• Page and application data records:
####
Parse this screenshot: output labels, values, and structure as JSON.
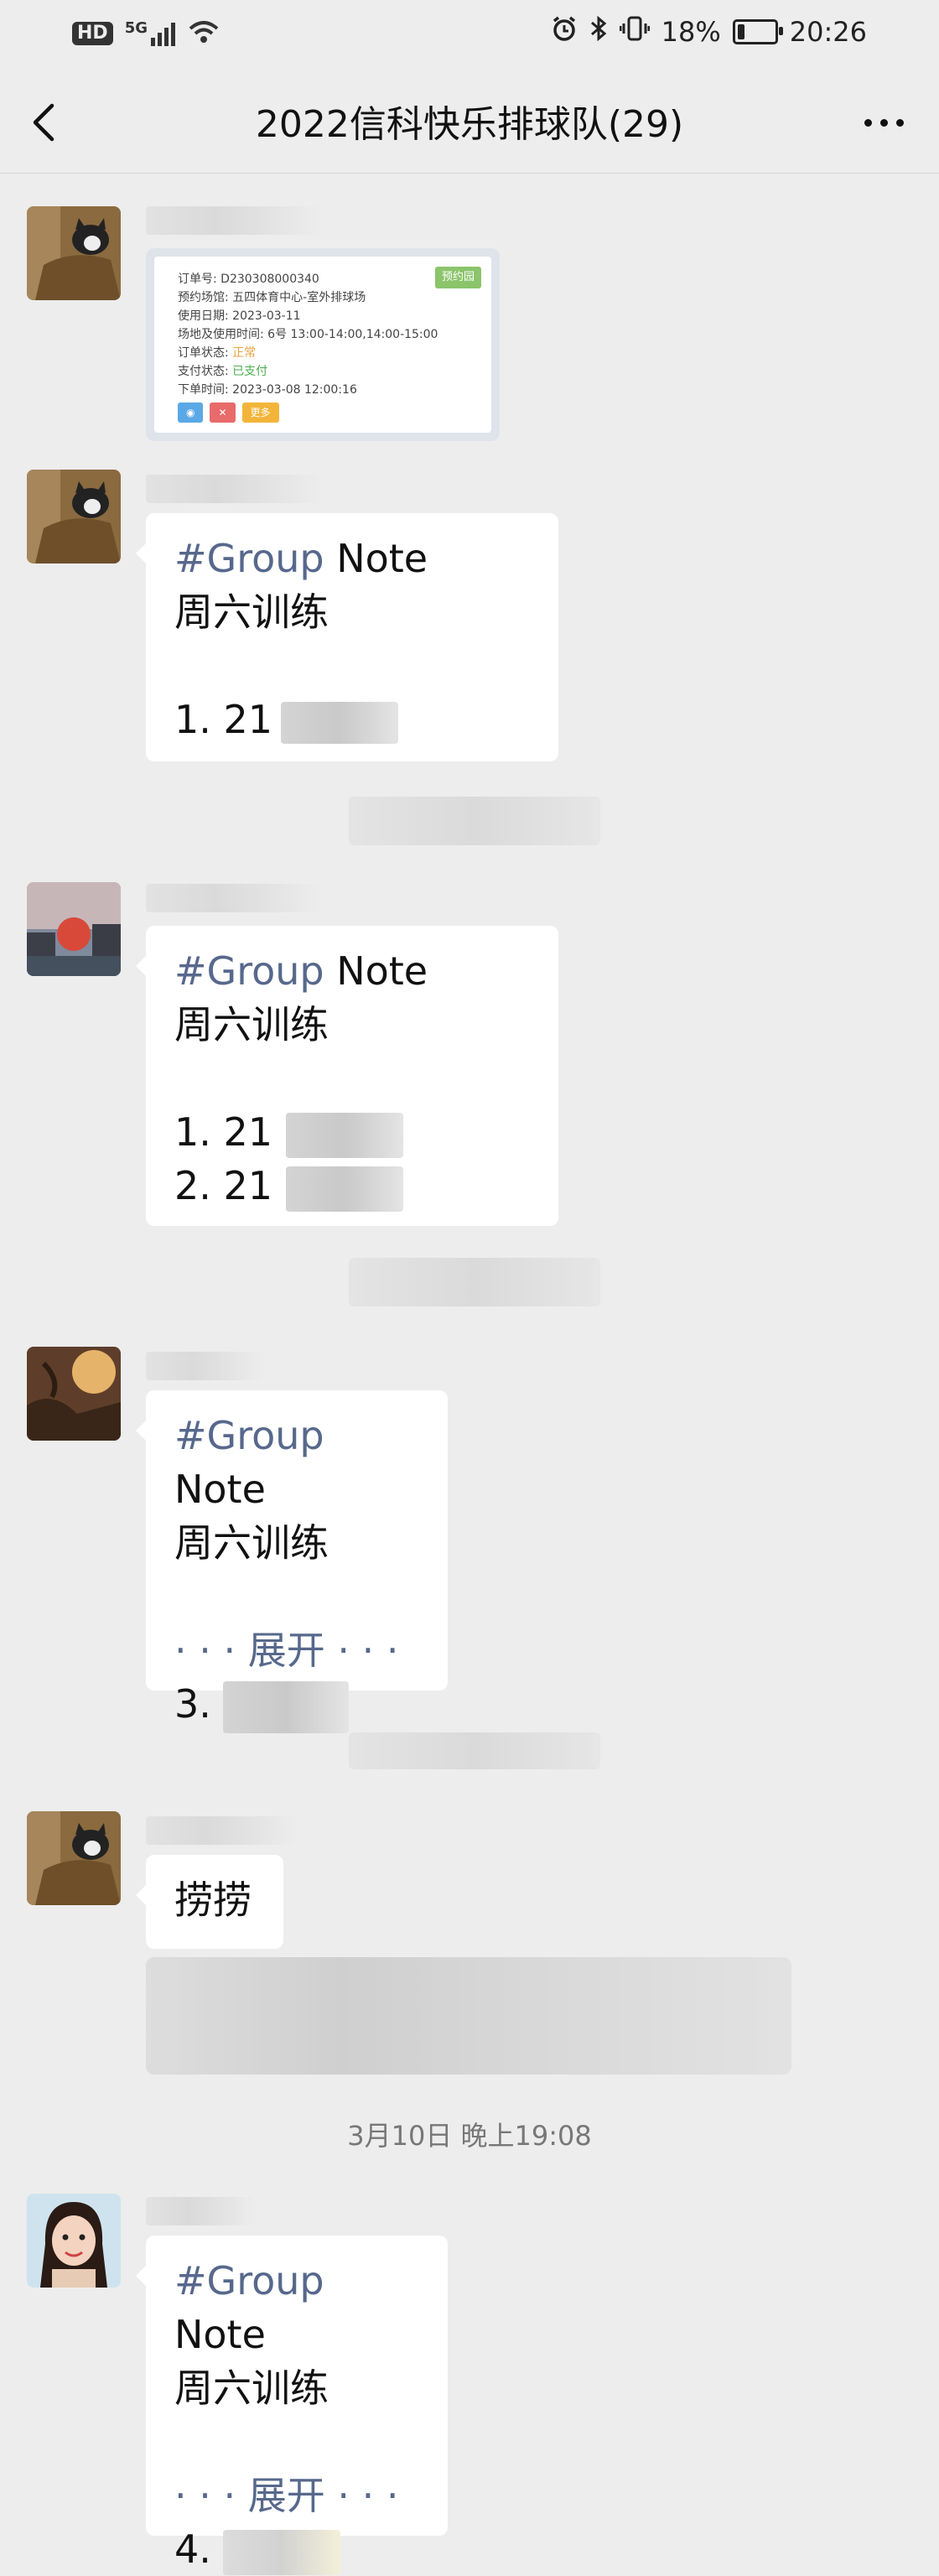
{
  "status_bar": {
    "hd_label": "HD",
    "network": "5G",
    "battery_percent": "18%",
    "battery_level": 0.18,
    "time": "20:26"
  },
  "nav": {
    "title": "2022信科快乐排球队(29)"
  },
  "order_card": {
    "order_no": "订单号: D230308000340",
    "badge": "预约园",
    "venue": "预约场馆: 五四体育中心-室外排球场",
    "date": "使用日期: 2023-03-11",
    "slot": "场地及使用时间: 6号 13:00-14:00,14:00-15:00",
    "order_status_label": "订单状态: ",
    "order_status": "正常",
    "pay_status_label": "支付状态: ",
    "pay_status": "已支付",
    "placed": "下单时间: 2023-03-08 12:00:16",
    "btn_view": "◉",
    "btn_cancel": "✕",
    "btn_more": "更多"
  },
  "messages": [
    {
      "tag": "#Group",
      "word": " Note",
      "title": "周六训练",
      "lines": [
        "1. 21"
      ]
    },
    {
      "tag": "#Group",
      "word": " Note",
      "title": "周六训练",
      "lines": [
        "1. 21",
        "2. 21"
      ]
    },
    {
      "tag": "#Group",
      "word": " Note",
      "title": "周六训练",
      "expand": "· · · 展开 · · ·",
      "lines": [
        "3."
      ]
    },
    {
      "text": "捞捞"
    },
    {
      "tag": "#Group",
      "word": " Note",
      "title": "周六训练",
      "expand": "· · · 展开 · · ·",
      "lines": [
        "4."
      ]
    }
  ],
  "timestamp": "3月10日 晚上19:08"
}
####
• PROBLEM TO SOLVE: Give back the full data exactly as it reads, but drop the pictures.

• RESPONSE TO THIS TASK:
Parse this screenshot: output labels, values, and structure as JSON.
{
  "status_bar": {
    "hd_label": "HD",
    "network": "5G",
    "battery_percent": "18%",
    "battery_level": 0.18,
    "time": "20:26"
  },
  "nav": {
    "title": "2022信科快乐排球队(29)"
  },
  "order_card": {
    "order_no": "订单号: D230308000340",
    "badge": "预约园",
    "venue": "预约场馆: 五四体育中心-室外排球场",
    "date": "使用日期: 2023-03-11",
    "slot": "场地及使用时间: 6号 13:00-14:00,14:00-15:00",
    "order_status_label": "订单状态: ",
    "order_status": "正常",
    "pay_status_label": "支付状态: ",
    "pay_status": "已支付",
    "placed": "下单时间: 2023-03-08 12:00:16",
    "btn_view": "◉",
    "btn_cancel": "✕",
    "btn_more": "更多"
  },
  "messages": [
    {
      "tag": "#Group",
      "word": " Note",
      "title": "周六训练",
      "lines": [
        "1. 21"
      ]
    },
    {
      "tag": "#Group",
      "word": " Note",
      "title": "周六训练",
      "lines": [
        "1. 21",
        "2. 21"
      ]
    },
    {
      "tag": "#Group",
      "word": " Note",
      "title": "周六训练",
      "expand": "· · · 展开 · · ·",
      "lines": [
        "3."
      ]
    },
    {
      "text": "捞捞"
    },
    {
      "tag": "#Group",
      "word": " Note",
      "title": "周六训练",
      "expand": "· · · 展开 · · ·",
      "lines": [
        "4."
      ]
    }
  ],
  "timestamp": "3月10日 晚上19:08"
}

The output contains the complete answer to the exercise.